Material shown.
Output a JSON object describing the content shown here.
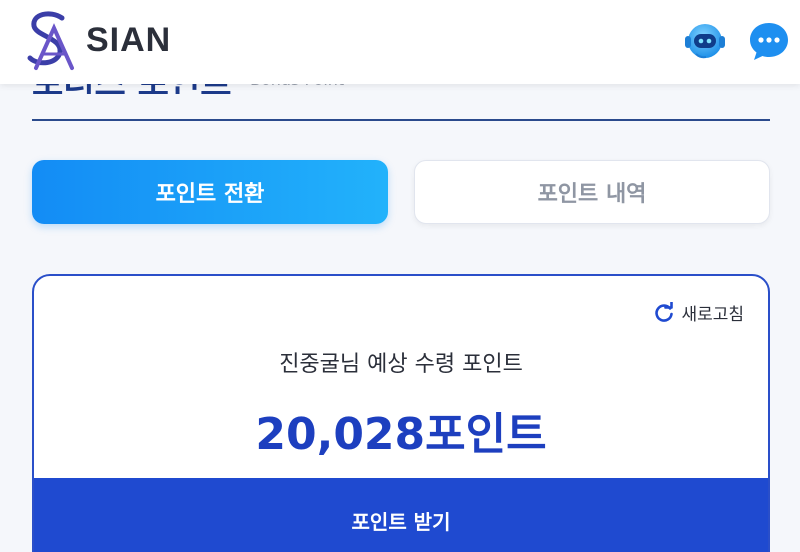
{
  "header": {
    "brand": "SIAN",
    "logo_icon": "sa-monogram-icon",
    "bot_icon": "support-bot-icon",
    "chat_icon": "chat-bubble-icon"
  },
  "page": {
    "title": "보너스 포인트",
    "subtitle": "Bonus Point"
  },
  "tabs": [
    {
      "label": "포인트 전환",
      "active": true
    },
    {
      "label": "포인트 내역",
      "active": false
    }
  ],
  "card": {
    "refresh_label": "새로고침",
    "expected_label": "진중굴님 예상 수령 포인트",
    "points_value": "20,028포인트",
    "receive_button": "포인트 받기"
  },
  "colors": {
    "primary": "#1f4ad0",
    "tab_gradient_start": "#138cf5",
    "tab_gradient_end": "#22b2fb",
    "value_text": "#1d3fbf"
  }
}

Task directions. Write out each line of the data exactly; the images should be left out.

Task result.
Output a JSON object describing the content shown here.
{
  "header": {
    "brand": "SIAN",
    "logo_icon": "sa-monogram-icon",
    "bot_icon": "support-bot-icon",
    "chat_icon": "chat-bubble-icon"
  },
  "page": {
    "title": "보너스 포인트",
    "subtitle": "Bonus Point"
  },
  "tabs": [
    {
      "label": "포인트 전환",
      "active": true
    },
    {
      "label": "포인트 내역",
      "active": false
    }
  ],
  "card": {
    "refresh_label": "새로고침",
    "expected_label": "진중굴님 예상 수령 포인트",
    "points_value": "20,028포인트",
    "receive_button": "포인트 받기"
  },
  "colors": {
    "primary": "#1f4ad0",
    "tab_gradient_start": "#138cf5",
    "tab_gradient_end": "#22b2fb",
    "value_text": "#1d3fbf"
  }
}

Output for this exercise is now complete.